Excerpts from an interface dataset
»»

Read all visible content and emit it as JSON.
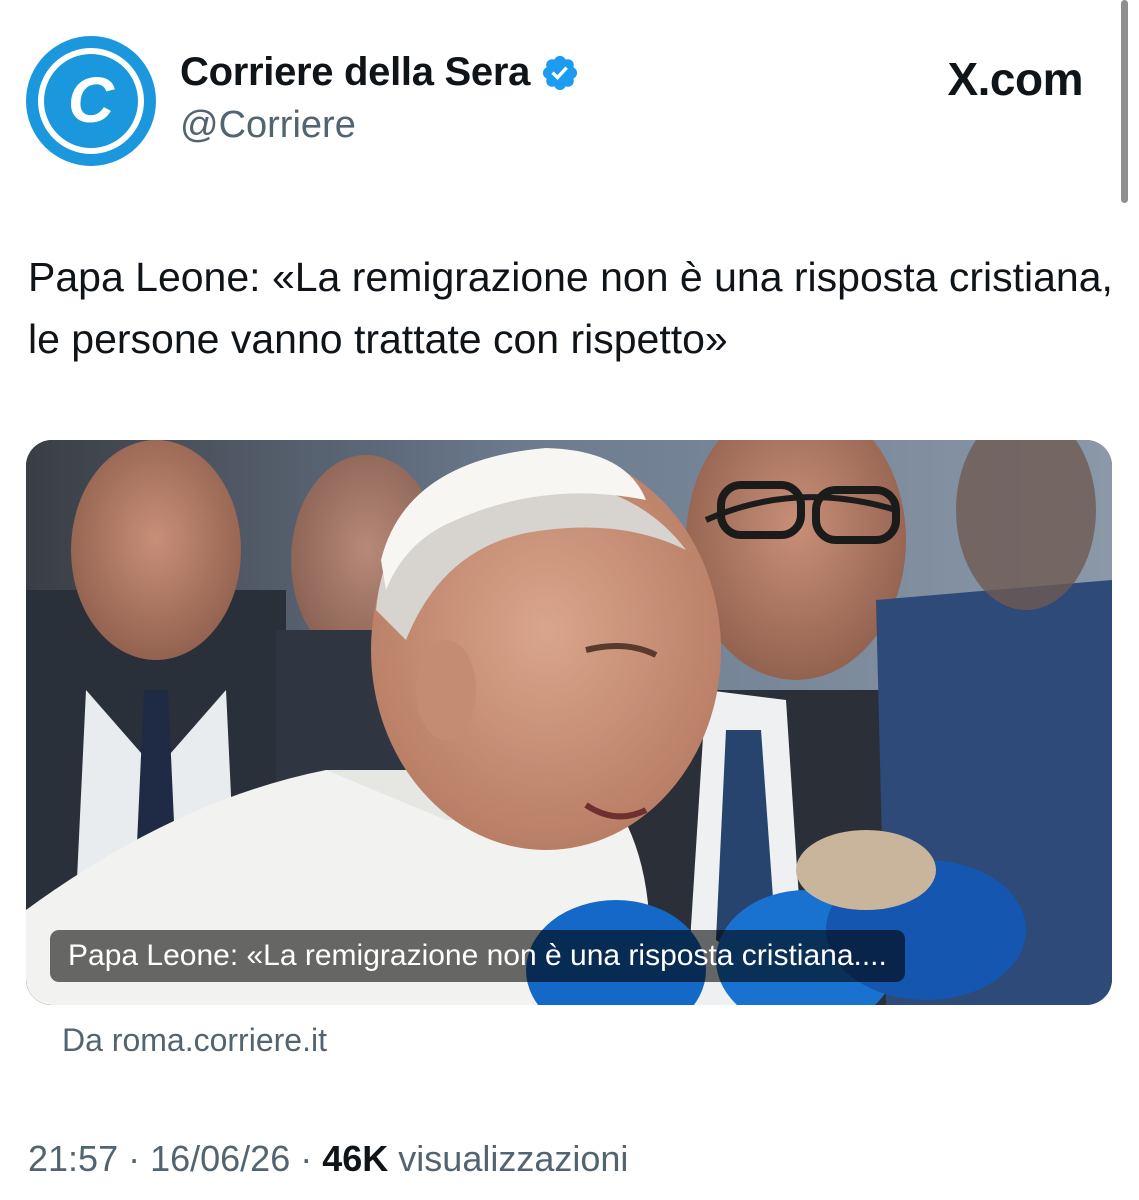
{
  "account": {
    "display_name": "Corriere della Sera",
    "handle": "@Corriere",
    "avatar_letter": "C",
    "verified": true,
    "brand_color": "#1b97dd",
    "verified_color": "#1d9bf0"
  },
  "site": {
    "logo_text": "X.com"
  },
  "tweet": {
    "text": "Papa Leone: «La remigrazione non è una risposta cristiana, le persone vanno trattate con rispetto»",
    "media": {
      "caption": "Papa Leone: «La remigrazione non è una risposta cristiana....",
      "source": "Da roma.corriere.it"
    },
    "time": "21:57",
    "date": "16/06/26",
    "views_count": "46K",
    "views_label": "visualizzazioni",
    "separator": " · "
  },
  "icons": [
    "corriere-c-logo-icon",
    "verified-badge-icon"
  ]
}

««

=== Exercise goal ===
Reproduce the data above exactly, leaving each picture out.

=== Reply ===
Read all visible content and emit it as JSON.
{
  "account": {
    "display_name": "Corriere della Sera",
    "handle": "@Corriere",
    "avatar_letter": "C",
    "verified": true,
    "brand_color": "#1b97dd",
    "verified_color": "#1d9bf0"
  },
  "site": {
    "logo_text": "X.com"
  },
  "tweet": {
    "text": "Papa Leone: «La remigrazione non è una risposta cristiana, le persone vanno trattate con rispetto»",
    "media": {
      "caption": "Papa Leone: «La remigrazione non è una risposta cristiana....",
      "source": "Da roma.corriere.it"
    },
    "time": "21:57",
    "date": "16/06/26",
    "views_count": "46K",
    "views_label": "visualizzazioni",
    "separator": " · "
  },
  "icons": [
    "corriere-c-logo-icon",
    "verified-badge-icon"
  ]
}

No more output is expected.